Problem was, Gunnoe had never been there before, so going to hunt this unit was going to present a number of challenges.
Gunnoe's friend, Gary Martin, had hunted this unit a number of years ago, and as luck would have it, I was going to be guiding a hunter on the early hunt in 12B, so I invited Gunnoe to come along on that hunt and learn the unit.
In late October, Gunnoe made the trip to the unit and set up his camp.
Though my deer hunt lasted just one day, I was able to show him some of the areas where I felt he should look when his hunt opened in late November.
Unit 12B is not like a lot of units in Northern Arizona. About 90 percent of the deer there in November actually live most of the time in southern Utah.
Each year, a tremendous number of deer migrate into the unit for the winter to escape the deep snows than can accumulate in southern Utah.
A small percentage of the deer also migrate into the unit from the north end of the Kaibab, so there is always the chance to see a good buck on this hunt.
Going on the hunt with Brian was his 14-year-old daughter, Ty, and his friend, Gary. Their plan was to either set up on waters or to glass from high points.
During the time of the hunt, many bucks in the area were starting into the rut.
In the first several days of the hunt, Gunnoe and Martin saw 18 bucks, though none of them were the age class that Gunnoe was looking for.
On the second day, however, they glassed up a huge buck with some does, but another hunter driving on a nearby road spooked the deer and they never located him again.
On day three, they were out glassing and spotted a wide 3-by-2 buck, but Gunnoe decided to pass on him.
Later that morning, they decided to sit near a game water. Water was in short supply in the unit, and the deer were making regular trips to all the water sources that still had the life-sustaining liquid in them.
They had been in a blind that was near the water less than a half hour when Martin heard some deer coming in.
There were three does, and a mature buck was with them.
Martin told Gunnoe that he thought the buck was high and wide and might be what he was looking for. However, the deer spooked before Gunnoe could see them.
Fewer than 10 minutes later, they saw the deer moving down toward the water.
Gunnoe slipped out of the blind and got closer to the deer. The buck was just 60 yards away when he got a clear shot and he decided to take him.
Gunnoe made a perfect shot. The buck didn't get far.
Gunnoe said the buck sported a nice set of antlers that were 26 inches wide and 24 inches tall. A local wildlife manager came by and aged the buck at 3-1/2 years old. It is the best buck that Gunnoe has ever taken.
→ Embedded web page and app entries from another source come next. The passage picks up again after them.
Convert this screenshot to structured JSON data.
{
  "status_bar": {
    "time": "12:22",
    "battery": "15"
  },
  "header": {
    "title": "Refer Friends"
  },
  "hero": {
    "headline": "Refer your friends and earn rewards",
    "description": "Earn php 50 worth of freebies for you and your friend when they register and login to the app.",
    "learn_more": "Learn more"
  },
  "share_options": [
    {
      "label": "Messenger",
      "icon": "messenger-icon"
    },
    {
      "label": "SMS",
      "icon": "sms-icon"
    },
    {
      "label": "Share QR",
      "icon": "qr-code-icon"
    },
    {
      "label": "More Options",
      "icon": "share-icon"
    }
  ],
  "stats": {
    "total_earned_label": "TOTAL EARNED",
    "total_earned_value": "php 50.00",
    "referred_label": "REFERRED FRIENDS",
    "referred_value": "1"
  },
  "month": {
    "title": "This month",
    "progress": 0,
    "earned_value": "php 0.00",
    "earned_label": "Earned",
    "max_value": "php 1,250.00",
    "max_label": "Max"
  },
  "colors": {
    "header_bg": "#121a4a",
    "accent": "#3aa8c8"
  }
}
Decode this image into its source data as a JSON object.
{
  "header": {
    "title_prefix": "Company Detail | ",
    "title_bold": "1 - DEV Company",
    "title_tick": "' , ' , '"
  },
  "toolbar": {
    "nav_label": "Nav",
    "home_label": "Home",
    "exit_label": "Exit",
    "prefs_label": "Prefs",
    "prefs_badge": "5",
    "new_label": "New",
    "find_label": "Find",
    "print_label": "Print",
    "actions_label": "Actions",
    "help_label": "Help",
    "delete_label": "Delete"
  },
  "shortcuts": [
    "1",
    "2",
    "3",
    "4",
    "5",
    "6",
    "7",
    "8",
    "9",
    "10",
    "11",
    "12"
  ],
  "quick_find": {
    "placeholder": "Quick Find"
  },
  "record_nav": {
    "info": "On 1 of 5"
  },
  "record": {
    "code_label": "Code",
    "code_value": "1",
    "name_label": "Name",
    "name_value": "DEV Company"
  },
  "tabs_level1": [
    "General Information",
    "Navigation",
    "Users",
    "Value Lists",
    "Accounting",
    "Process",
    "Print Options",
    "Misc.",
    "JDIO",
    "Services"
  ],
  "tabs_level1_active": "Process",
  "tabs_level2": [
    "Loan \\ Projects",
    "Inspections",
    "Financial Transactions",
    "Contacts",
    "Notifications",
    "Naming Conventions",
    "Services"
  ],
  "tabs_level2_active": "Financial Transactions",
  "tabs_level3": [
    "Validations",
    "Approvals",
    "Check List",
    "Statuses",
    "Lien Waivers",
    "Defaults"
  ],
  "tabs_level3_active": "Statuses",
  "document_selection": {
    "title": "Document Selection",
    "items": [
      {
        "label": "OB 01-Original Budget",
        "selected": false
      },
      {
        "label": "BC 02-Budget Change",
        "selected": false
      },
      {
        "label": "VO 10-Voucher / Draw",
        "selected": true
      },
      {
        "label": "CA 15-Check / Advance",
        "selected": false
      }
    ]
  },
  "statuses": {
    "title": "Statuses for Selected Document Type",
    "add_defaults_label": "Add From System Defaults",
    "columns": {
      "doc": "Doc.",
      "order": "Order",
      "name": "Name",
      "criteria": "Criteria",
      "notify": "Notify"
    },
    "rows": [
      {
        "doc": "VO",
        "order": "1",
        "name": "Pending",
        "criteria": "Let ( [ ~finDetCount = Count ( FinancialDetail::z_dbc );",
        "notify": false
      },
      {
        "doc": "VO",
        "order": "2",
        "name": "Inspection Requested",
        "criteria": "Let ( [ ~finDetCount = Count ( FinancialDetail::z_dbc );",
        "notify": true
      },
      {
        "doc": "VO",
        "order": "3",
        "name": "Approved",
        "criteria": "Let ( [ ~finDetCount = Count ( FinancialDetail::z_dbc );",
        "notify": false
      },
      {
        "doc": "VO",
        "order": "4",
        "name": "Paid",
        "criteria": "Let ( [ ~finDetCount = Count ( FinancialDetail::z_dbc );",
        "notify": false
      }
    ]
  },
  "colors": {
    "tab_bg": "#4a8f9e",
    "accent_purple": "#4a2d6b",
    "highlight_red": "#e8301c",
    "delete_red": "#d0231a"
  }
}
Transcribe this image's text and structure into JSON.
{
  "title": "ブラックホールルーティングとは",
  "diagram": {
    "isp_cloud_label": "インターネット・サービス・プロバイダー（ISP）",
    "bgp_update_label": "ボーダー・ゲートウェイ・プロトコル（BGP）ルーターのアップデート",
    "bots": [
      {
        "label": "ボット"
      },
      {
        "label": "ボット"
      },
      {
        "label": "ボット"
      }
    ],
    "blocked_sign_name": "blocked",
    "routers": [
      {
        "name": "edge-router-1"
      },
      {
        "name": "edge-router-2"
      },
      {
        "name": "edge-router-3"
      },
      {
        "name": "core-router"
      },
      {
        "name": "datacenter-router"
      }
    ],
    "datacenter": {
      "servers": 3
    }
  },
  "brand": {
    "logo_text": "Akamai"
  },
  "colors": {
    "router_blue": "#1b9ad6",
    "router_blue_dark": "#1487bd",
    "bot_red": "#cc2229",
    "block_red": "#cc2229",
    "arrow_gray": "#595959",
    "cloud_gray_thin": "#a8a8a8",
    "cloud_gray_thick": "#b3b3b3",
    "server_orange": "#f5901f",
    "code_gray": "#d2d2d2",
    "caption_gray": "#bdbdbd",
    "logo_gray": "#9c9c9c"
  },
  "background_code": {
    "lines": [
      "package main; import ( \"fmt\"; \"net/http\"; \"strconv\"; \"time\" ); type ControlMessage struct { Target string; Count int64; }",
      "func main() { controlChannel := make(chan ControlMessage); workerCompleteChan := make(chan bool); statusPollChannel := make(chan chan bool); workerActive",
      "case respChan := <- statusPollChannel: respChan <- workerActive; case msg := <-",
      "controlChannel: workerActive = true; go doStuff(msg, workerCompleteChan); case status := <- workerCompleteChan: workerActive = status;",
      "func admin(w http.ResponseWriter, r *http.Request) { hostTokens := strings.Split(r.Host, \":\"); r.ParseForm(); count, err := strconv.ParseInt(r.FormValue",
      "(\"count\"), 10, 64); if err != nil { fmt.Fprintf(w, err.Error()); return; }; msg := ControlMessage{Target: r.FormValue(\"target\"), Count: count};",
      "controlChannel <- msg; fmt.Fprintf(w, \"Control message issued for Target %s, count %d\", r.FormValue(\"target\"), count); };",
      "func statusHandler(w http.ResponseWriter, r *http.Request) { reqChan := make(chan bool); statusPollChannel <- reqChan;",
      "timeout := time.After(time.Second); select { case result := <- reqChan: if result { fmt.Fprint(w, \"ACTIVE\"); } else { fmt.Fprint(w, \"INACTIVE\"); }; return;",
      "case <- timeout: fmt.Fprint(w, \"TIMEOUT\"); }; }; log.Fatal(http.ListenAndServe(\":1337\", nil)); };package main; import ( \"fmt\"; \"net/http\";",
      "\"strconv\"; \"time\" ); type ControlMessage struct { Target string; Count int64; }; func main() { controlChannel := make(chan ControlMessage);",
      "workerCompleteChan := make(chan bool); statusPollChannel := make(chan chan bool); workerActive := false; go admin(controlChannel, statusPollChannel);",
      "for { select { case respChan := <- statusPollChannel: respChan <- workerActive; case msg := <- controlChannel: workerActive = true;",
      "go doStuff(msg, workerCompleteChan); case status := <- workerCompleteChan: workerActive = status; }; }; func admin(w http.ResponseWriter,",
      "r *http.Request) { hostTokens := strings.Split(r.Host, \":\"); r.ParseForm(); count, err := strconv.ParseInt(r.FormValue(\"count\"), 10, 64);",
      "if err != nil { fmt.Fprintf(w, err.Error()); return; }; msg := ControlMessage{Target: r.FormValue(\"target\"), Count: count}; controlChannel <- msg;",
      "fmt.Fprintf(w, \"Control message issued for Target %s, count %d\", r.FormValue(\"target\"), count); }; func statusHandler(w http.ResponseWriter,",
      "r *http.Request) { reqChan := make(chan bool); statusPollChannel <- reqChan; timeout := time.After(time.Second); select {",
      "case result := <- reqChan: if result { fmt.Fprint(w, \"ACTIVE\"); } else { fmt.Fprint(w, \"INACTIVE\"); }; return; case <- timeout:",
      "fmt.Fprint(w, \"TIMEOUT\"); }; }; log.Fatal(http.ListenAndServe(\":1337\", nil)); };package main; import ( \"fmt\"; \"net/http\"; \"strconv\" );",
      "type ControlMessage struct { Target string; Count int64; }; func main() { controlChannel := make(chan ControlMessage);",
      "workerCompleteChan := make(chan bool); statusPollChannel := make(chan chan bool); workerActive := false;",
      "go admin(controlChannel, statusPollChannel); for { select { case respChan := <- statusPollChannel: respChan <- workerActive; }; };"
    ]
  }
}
He took his trophy to 2S Taxidermy in Chino Valley to have the taxidermy work done.
Now that he has lost almost all his bonus points, Gunnoe was asked what he planned to do in the future.
"I'm going to apply for archery and muzzleloader deer tags," he said.